### [The data]
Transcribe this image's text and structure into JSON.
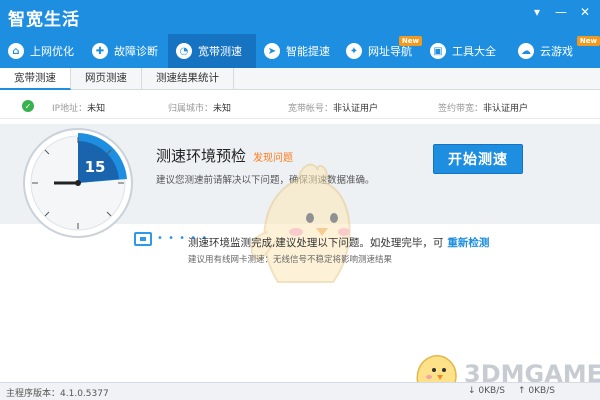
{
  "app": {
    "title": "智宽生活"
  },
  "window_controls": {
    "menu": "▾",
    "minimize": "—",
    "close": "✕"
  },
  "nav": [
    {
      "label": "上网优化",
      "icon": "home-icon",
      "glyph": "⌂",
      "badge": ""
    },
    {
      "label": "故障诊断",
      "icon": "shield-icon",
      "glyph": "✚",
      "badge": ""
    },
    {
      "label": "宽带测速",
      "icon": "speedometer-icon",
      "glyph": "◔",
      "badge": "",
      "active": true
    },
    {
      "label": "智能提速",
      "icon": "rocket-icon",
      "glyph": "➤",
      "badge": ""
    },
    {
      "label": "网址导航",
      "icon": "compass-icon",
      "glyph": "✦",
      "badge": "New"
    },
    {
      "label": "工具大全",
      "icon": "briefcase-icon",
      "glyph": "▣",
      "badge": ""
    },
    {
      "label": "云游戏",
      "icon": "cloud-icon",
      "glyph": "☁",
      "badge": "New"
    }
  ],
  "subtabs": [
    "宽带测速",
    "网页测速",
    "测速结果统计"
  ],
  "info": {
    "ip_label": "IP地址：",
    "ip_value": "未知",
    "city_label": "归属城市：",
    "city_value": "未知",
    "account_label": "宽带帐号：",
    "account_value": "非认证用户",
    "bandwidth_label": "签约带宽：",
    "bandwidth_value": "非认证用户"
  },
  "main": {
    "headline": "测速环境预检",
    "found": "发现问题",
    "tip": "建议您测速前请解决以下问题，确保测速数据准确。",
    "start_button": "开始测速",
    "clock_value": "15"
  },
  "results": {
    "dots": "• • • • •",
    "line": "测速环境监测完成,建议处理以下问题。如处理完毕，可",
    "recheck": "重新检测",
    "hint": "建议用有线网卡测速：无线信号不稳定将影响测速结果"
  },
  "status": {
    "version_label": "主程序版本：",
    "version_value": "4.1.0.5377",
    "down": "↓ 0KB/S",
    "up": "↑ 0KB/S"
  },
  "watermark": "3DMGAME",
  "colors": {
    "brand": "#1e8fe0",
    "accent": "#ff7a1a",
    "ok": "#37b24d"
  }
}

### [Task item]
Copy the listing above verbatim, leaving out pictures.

### [Exercise result]
Transcribe this image's text and structure into JSON.
{
  "app": {
    "title": "智宽生活"
  },
  "window_controls": {
    "menu": "▾",
    "minimize": "—",
    "close": "✕"
  },
  "nav": [
    {
      "label": "上网优化",
      "icon": "home-icon",
      "glyph": "⌂",
      "badge": ""
    },
    {
      "label": "故障诊断",
      "icon": "shield-icon",
      "glyph": "✚",
      "badge": ""
    },
    {
      "label": "宽带测速",
      "icon": "speedometer-icon",
      "glyph": "◔",
      "badge": "",
      "active": true
    },
    {
      "label": "智能提速",
      "icon": "rocket-icon",
      "glyph": "➤",
      "badge": ""
    },
    {
      "label": "网址导航",
      "icon": "compass-icon",
      "glyph": "✦",
      "badge": "New"
    },
    {
      "label": "工具大全",
      "icon": "briefcase-icon",
      "glyph": "▣",
      "badge": ""
    },
    {
      "label": "云游戏",
      "icon": "cloud-icon",
      "glyph": "☁",
      "badge": "New"
    }
  ],
  "subtabs": [
    "宽带测速",
    "网页测速",
    "测速结果统计"
  ],
  "info": {
    "ip_label": "IP地址：",
    "ip_value": "未知",
    "city_label": "归属城市：",
    "city_value": "未知",
    "account_label": "宽带帐号：",
    "account_value": "非认证用户",
    "bandwidth_label": "签约带宽：",
    "bandwidth_value": "非认证用户"
  },
  "main": {
    "headline": "测速环境预检",
    "found": "发现问题",
    "tip": "建议您测速前请解决以下问题，确保测速数据准确。",
    "start_button": "开始测速",
    "clock_value": "15"
  },
  "results": {
    "dots": "• • • • •",
    "line": "测速环境监测完成,建议处理以下问题。如处理完毕，可",
    "recheck": "重新检测",
    "hint": "建议用有线网卡测速：无线信号不稳定将影响测速结果"
  },
  "status": {
    "version_label": "主程序版本：",
    "version_value": "4.1.0.5377",
    "down": "↓ 0KB/S",
    "up": "↑ 0KB/S"
  },
  "watermark": "3DMGAME",
  "colors": {
    "brand": "#1e8fe0",
    "accent": "#ff7a1a",
    "ok": "#37b24d"
  }
}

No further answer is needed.